## TASK ITEM
Nothing but a number is wanted: the count of lines in the records below that include "command".

***** DATA PROVIDED *****

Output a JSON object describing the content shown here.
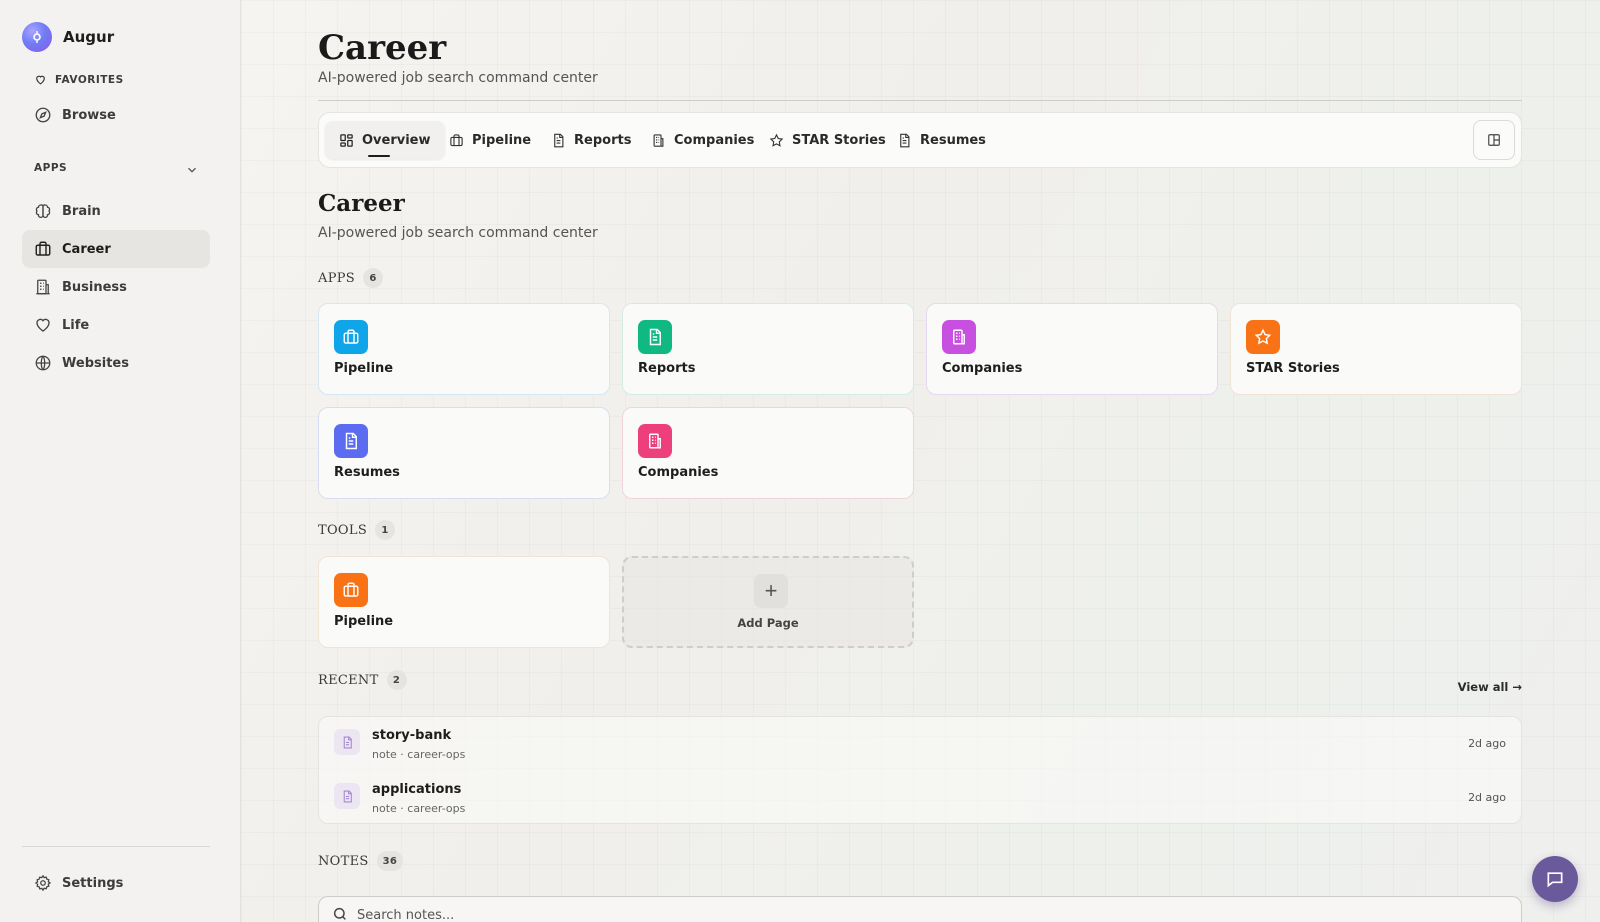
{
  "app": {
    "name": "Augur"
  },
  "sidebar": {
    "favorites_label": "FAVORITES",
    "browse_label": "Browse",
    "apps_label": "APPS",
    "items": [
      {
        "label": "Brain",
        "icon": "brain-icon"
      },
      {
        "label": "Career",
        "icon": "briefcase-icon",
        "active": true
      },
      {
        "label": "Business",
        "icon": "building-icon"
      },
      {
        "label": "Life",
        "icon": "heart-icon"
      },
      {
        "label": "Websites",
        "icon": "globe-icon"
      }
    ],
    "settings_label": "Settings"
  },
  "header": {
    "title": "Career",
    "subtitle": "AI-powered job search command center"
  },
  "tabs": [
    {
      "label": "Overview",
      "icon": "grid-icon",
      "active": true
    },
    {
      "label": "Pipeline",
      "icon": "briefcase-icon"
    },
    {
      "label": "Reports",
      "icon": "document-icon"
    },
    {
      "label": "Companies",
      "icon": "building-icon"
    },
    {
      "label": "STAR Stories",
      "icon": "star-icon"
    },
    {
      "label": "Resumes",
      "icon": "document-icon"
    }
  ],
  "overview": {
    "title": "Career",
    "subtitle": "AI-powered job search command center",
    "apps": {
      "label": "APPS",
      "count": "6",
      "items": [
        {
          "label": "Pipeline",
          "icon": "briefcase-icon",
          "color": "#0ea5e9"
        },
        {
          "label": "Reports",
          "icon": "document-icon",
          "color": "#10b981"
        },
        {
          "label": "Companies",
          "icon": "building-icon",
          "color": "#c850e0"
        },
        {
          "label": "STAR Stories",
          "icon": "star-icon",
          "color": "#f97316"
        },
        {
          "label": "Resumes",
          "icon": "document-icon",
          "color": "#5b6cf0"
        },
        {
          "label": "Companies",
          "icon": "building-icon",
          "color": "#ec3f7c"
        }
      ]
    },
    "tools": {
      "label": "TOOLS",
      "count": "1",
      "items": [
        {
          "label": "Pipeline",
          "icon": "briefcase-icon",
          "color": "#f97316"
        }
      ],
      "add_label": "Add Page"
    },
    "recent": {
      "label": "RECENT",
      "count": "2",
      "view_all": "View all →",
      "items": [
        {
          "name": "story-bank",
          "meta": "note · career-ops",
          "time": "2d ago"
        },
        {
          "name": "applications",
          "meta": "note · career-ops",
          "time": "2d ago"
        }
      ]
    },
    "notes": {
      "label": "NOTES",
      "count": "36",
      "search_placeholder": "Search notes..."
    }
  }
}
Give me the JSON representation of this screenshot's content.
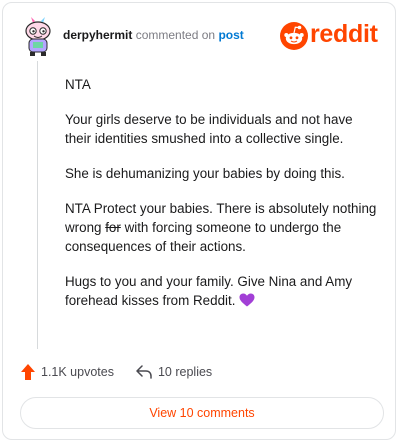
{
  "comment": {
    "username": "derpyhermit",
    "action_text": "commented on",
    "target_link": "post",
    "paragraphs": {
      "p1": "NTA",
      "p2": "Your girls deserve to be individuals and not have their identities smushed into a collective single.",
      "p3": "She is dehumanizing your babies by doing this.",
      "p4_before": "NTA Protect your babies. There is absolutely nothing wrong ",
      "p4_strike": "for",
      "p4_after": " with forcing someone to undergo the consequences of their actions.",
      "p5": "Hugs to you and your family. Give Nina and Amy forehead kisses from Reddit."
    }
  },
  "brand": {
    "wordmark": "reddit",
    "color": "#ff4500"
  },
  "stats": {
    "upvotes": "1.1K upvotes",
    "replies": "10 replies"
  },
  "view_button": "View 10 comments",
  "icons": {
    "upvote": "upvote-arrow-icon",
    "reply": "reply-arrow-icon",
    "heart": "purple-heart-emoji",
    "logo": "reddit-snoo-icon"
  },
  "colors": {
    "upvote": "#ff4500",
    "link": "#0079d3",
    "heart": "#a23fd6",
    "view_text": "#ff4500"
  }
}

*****

## EXERCISE ANSWER
2